Kids fetching water in Kivimbu, "the shags"


We drove as far as Kivumbu and Masii in the Machako county and then drove back to Nairobi at the end of the day. The stark difference between Machako and Nairobi is not surprising. The word development begins to mean something and in Nairobi development means tall buildings made of glass, driving an SUV, housing developments and malls spring up everywhere. Development also looks like university institutions like Riara University, Jomo Kenyatta University of Agriculture; more examples of the important of education and studying further. The question of the quality of these universities is a conversation for another day.

Of course I'm leaving many stories out. The conversation in the car while travelling to Machako, eating a triangle-shaped vetkoek, the conversations in my head about what I was seeing and hearing.There's a proverb in isiXhosa, ukuhamba kukubona, to travel is to see/learn about new things. Apart from learning about the above observations, I'm learning about myself too. I think I'm a bad traveller. Perhaps I'm yet to master the art of travelling but I find it very stressful. I don't plan very well:I left my travel arrangements from Durban to Joburg to catch the flight until last minute, I didn't find out about changing currency so instead I have a bank card for a bank that isn't in Kenya, I don't even have a decent camera to take photos along the way.I like blending in when I travel, I'm not a tourist. But I hope the remaining 9 days won't be marred by my travelling anxiety.
Ikhombe: where maize is stored to let it dry
Neighbours working in the fields in the shags

Friday, December 13, 2013

A love-hate relationship: writing and teaching

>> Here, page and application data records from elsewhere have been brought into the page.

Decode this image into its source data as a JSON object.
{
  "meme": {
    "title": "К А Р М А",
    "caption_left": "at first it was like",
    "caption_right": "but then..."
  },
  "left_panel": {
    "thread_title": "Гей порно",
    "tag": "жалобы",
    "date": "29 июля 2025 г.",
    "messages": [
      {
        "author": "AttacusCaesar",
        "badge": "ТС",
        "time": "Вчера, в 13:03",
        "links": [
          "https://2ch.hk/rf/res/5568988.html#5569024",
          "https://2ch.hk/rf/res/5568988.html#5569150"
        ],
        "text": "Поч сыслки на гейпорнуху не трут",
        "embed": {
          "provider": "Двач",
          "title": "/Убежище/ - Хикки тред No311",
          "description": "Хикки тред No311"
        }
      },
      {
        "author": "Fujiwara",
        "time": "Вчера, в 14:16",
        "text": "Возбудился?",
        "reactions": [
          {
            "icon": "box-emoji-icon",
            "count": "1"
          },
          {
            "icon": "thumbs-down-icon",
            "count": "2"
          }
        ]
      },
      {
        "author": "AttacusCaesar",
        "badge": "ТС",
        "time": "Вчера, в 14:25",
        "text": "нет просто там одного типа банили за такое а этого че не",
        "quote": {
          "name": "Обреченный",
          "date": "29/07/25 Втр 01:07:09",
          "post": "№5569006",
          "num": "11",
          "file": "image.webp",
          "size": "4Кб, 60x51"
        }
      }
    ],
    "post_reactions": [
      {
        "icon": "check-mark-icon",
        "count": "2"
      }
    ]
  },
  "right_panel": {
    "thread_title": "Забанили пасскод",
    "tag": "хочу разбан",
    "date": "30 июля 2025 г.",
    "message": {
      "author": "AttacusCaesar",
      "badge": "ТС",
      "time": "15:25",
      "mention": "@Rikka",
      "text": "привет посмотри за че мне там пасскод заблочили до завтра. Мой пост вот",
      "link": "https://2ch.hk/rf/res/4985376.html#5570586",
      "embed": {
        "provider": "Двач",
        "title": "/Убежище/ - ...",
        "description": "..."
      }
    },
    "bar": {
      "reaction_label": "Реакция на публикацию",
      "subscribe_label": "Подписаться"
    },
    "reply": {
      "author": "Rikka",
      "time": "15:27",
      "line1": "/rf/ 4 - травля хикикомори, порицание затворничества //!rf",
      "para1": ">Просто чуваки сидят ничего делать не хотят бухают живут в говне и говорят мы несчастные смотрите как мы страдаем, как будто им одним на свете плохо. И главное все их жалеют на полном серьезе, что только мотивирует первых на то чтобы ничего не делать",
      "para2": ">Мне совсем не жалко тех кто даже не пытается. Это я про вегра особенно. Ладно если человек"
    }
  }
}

I wish I could have written this reflection before the 5th of December. If I had, there would have been no pressure to meet the expectation that I must have a profound reflection that relates to tat’uMadiba. I shan’t be writing about uTata. But the fact that I can write, that I am educated, that I can claim a voice has a lot to do with the icon’s life. It’s no mistake that I write. It’s no mistake that I’m a teacher, either, but 2013 has taught me that I may have chosen two passions that often send me to a dark place, an existential crisis.

The year has been long and tiring. I wish I could have written more. This must be the lament of every young, aspiring writer: I wish I had more time. The irony is that the reason I have not been able to write as much as I would have liked to, is one of the things that also brings me great joy: being a teacher. The will to write has been affected by my will to stay afloat in the business of being a teacher.

Writing and teaching are second cousins: teaching requires that one who wants to teach well they must be prepared to be depleted of energy at the end of a good day of teaching, the same way a writer might feel after they have written the story or essay they have been aching to write. Both tasks require an inner energy that is illusive and always leaves me wondering “Where does it come from?”.

Teaching teenagers has taught me many lessons about myself, the same way writing has become a tool for helping me understand myself and the world around me. I don’t write because I am a brilliant writer nor am I a teacher because I am the best teacher in the world. Both writing and teaching happen with great difficulty in my life. I approach both tasks with great anxiety. I am still trying to remind myself to be kind to myself when I approach either of these two tasks. And this year I have not been very kind to myself. I have hated teaching because I am often tired to the point where I think I can’t breathe. I have hated writing whenever I have started writing something but have left it incomplete because I can’t find the right words to complete it.

This level of self-flagellation cannot be healthy for one individual. But here it is. The truth about the two things I love the most. There’s no guarantee that things will be different in the new year, but as I glance back at the past year, I’m making peace with responsibility of attempting to put my life back together through writing so I can be a better person in my classroom next year.

A reflection written for Bokamoso Leadership Forum